Releasing openJean

Some Important Files

XML Files

Item.node, group.node and category.node

Information about attributes for items, groups and categories is found in the three XML files item.node, group.node and category.node. These three files are stored in the relevant folder for each catalog in the applications folder. For instance, on a Windows system, the three files pertaining to the AddressBook catalog are conventionally kept in the folder
C:\Documents and Settings\<username>\jean\applications\addressBook. Any time an attribute is created or deleted, using the openJean:SDK, one of these files will be updated as appropriate. Alternatively, you can bypass the SDK and edit them directly yourself.

As an example we will look at the item.node file for addressBook. This starts with information about the namespace, in this case addressBook:

<jean:node xmlns:jean="" jeanid="-3" name="&lt;unknown&gt;"
<jean:pagedAttributeSet name="&lt;unknown&gt;" namespace="addressBook">
Then follows a series of attributeSets, one for each page. The following lines:

<jean:attributeSet editable="false" name="Identity" namespace="addressBook" ordinal="0"
<jean:description>Please enter the name of this person or company. For a company the company name should be put into the &lt;i&gt;Last name&lt;/i&gt;field.</jean:description>

introduce the Identity page, and contain the text displayed in the create wizard for the page. This is followed by information about each attribute on that page. For example, the following lines describe the title attribute. It is an enumeration type with the values listed, and the value Mr. is the default.

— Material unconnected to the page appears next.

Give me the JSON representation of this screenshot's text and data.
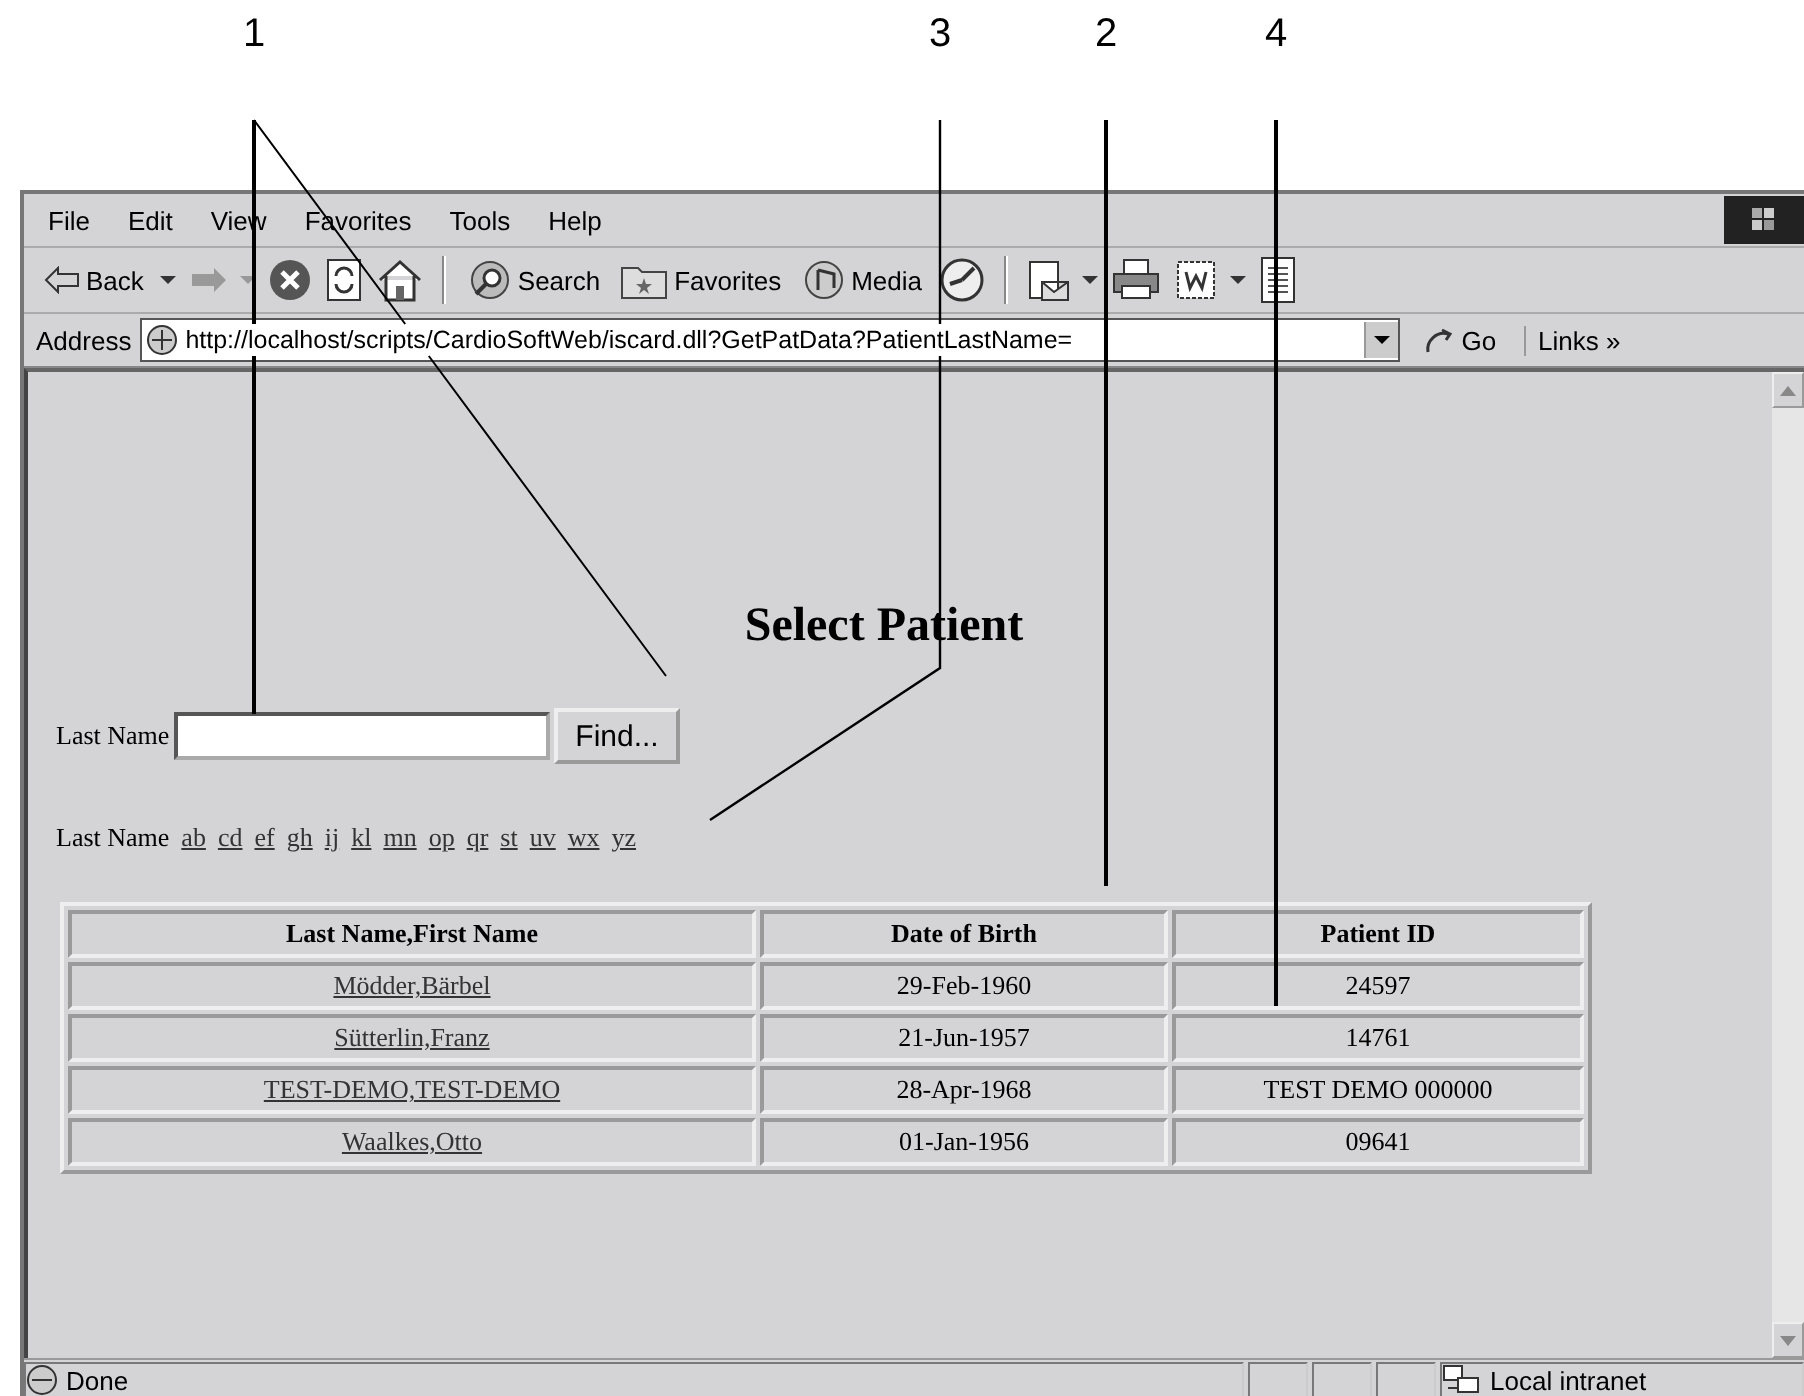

<jean:attribute name="title" ordinal="0" persistence="persistent" prompt="Title"
type="enumeration(Mr.|Ms.|Mrs|Miss|Dr.|Prof.| |Rev.)"

The openJean distribution comes with the three files item-original.node, group-original.node and category-original.node. These should not be changed in case you need to reset to the original version.


This file, found in the same folder, contains information about the locations of the methods corresponding to the operations in the menu for that catalog. Many of these, such as Create new item have default methods which can be overridden. Once again, application.xml is changed automatically by certain operations of the SDK, or it can be changed directly by the programmer.

Each jean:attribute line contains the name of the operation as it appears in the menu. E.g. name="EditAlbum" in Multimedia. The line then ascribes an ordinal number to this menu item, as ordinal="6", which controls the order in which the entries appear. Usually you can just take the next ordinal number up from the last one used. If you leave a gap in the numbers, a horizontal rule will appear in the menu. In this way, menu items can be grouped together. The location of the method is then shown, as in Most user-defined methods are located in the <catalog name>Utilities file.

Node files

All information held in openJean catalogs is stored in node files. The node files store values for the attributes and any forward and backward links. These should on no account be changed directly. If you mouse over any node in the catalog, you will see its number, and that is the name of that particular node file. For example, node 123 is stored in 123.node. All node files are stored in subfolders of the folder called nodes. For example in Windows the nodes for AddressBook will usually be found in subfolders of
C:\Documents and Settings\<username>\jean\applications\addressBook\nodes.